You should also be sure to conserve enough energy for digestion during the earliest part of the race. If you’ve prepared properly, you may well feel fantastic, but if your pace is too strong to begin with, you’ll be unable to maintain it. The blood will rush to feed your leg muscles, leaving none available for your digestive system - a sure-fire recipe for disaster.
As such, be sure to get started slower than your instincts suggest. For much the same reason, you should avoid eating an enormous meal before you get started - it’s pointless having all of that extra energy available if your body can’t digest it quickly enough!
100 Mile Cycle Training Plan
Getting your body into shape is often a matter of setting a target and planning out the steps you’ll need to take along the way. Pledging that you’re going to do a 100-mile cycle is therefore, a great first step.

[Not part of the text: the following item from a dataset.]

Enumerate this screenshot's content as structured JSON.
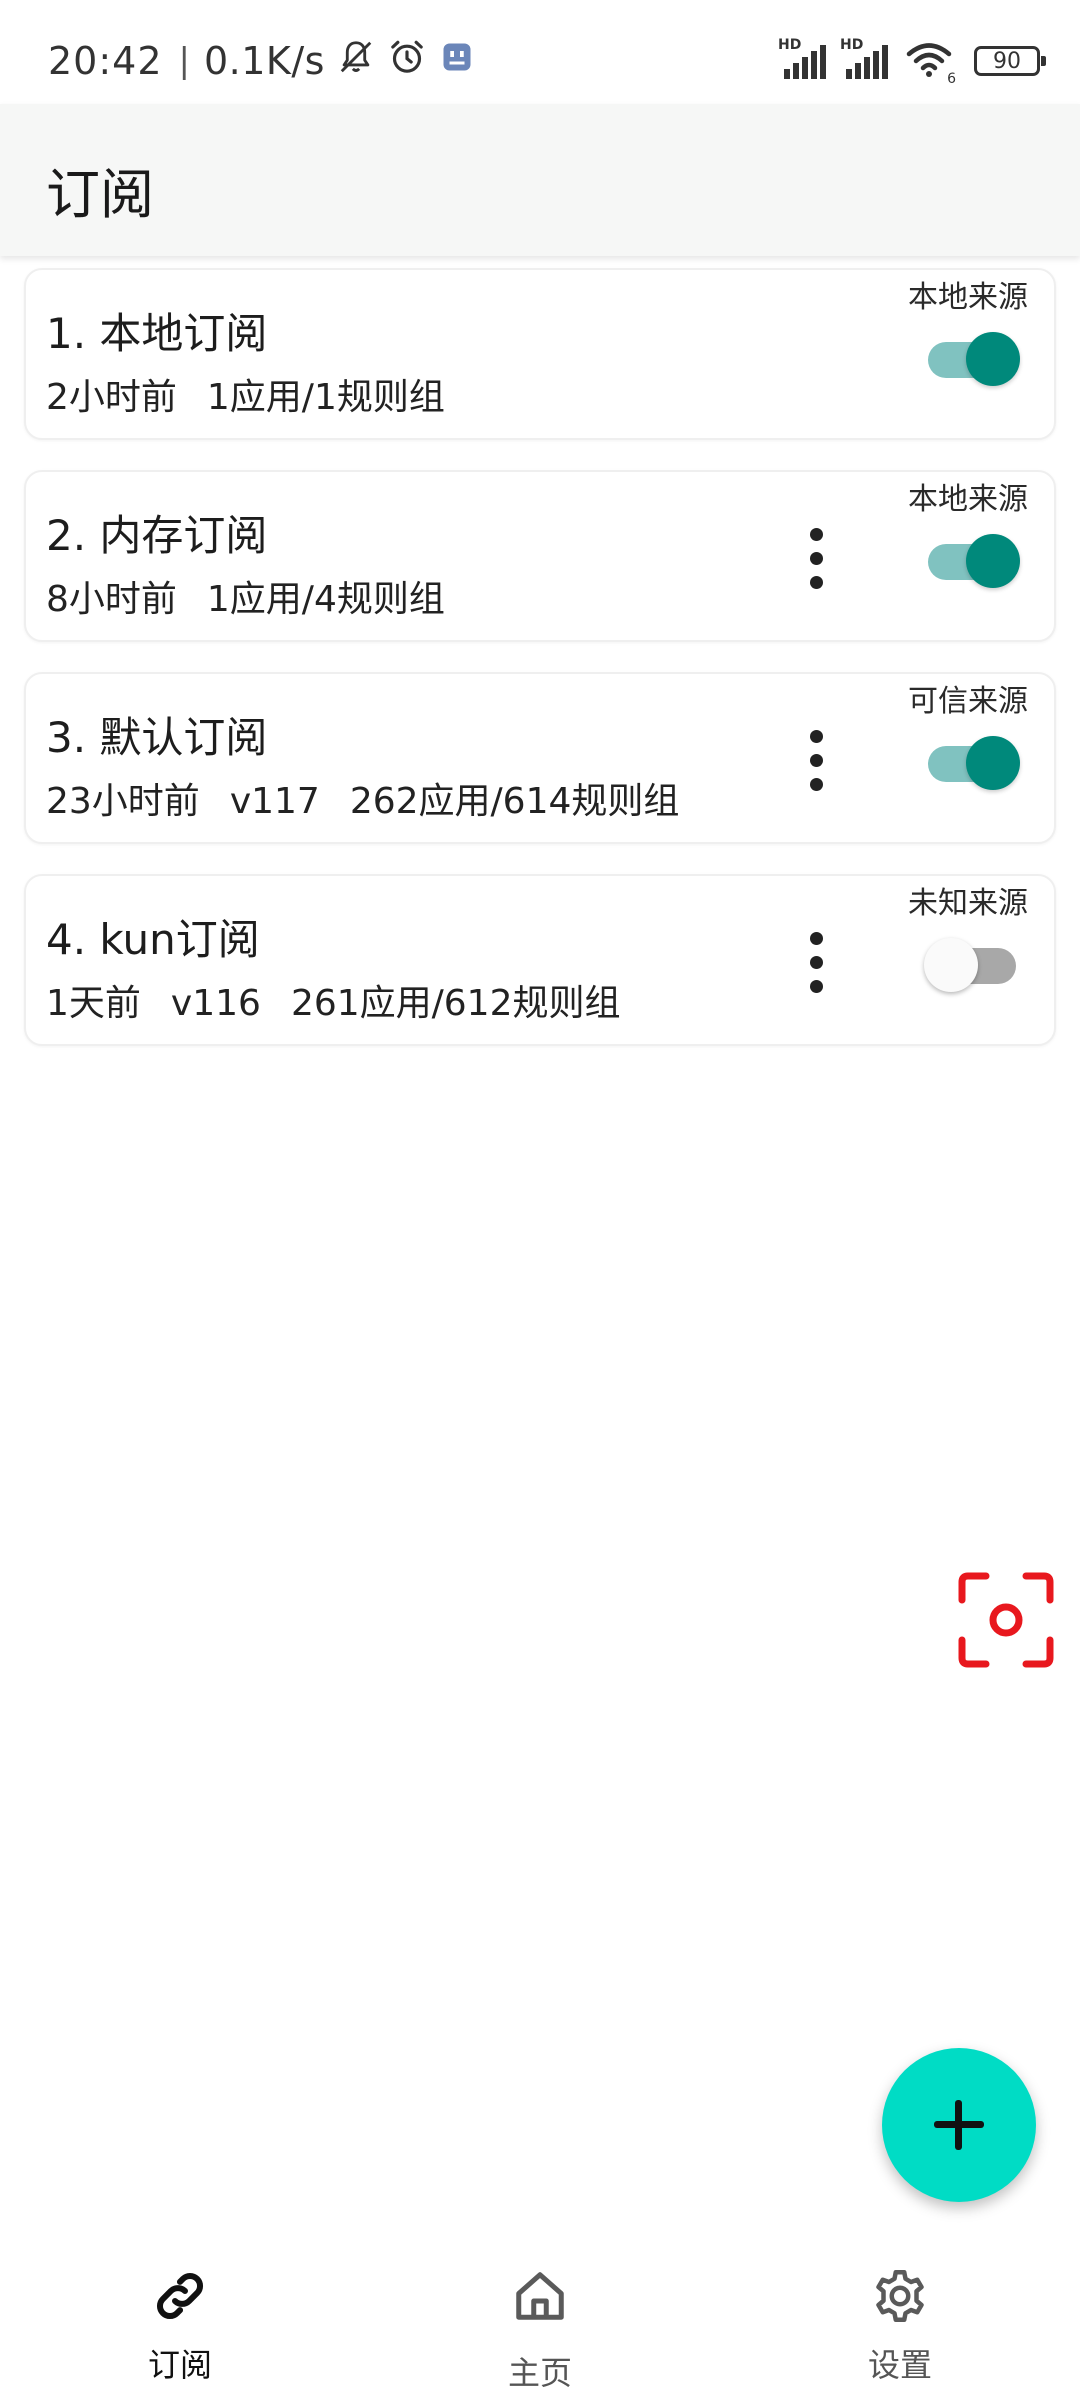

If the day of the ride is three months away, you’ll need to establish weekly checkpoints to ensure that you’re on track. You’ll want three intensive workouts each week; any more and you risk overtraining.
It’s on the rest days, while your muscles are recovering, that your performance will actually improve. Of course, ‘rest day’ needn’t mean vegetating on the sofa – you can still keep active from Monday to Saturday (and there’s nothing wrong in keeping your Sunday free for actually doing nothing).
Your three ‘on’ days should concentrate on one of three things: speed, pace and distance.
Go from one to the other throughout the week.
The ‘distance’ workout should consist of a progressively longer bike ride, building from your baseline right up to the 100 miles at the end. Given that these rides are so long, you might want to plan so that they land at the weekend – with Saturday being an obvious choice.
Divide the ‘pace’ workout into fifteen-minute chunks of effort and recovery. Aim to get up to more than 80 percent of your maximum heart rate – just a little faster than you’re comfortable with, but not quite so fast that you’re going to crash and burn. Experienced riders can tell when they’re in this zone – your job is to learn to recognise the sensation and maintain it at will.
The ‘speed’ workout consists of the intervals we’ve talked about. This is where your lactate threshold is going to go up. It’s a component that many amateur distance riders neglect, supposing, understandably, that they aren’t going to be riding very fast on the day itself.
As intuitive as this might seem, and as agonising as a speed workout might be, you don’t want to avoid speed workouts. Find a local route over hilly terrain, or into a headwind.
100 miles is a long time to be stuck in one position, which means it’s important to regularly flex in order to keep everything loose and avoid tension-build ups. Get into this habit in your training. Move your hands every so often, and ensure that your grip is relaxed. Stretch occasionally and stand up on your pedals. Your body will thank you!
A hundred-mile bike ride is a considerable challenge, but with the help of the right training programme, it’s far from impossible. Set yourself targets along the way and ensure that your approach is varied, and you’ll be able to conquer the course!
Of course, there are many reasons to start bike riding that don’t involve endurance rides or racing. Find out how our cycle to work scheme can help you spread the cost of acquiring the equipment you need to commute to work by bike.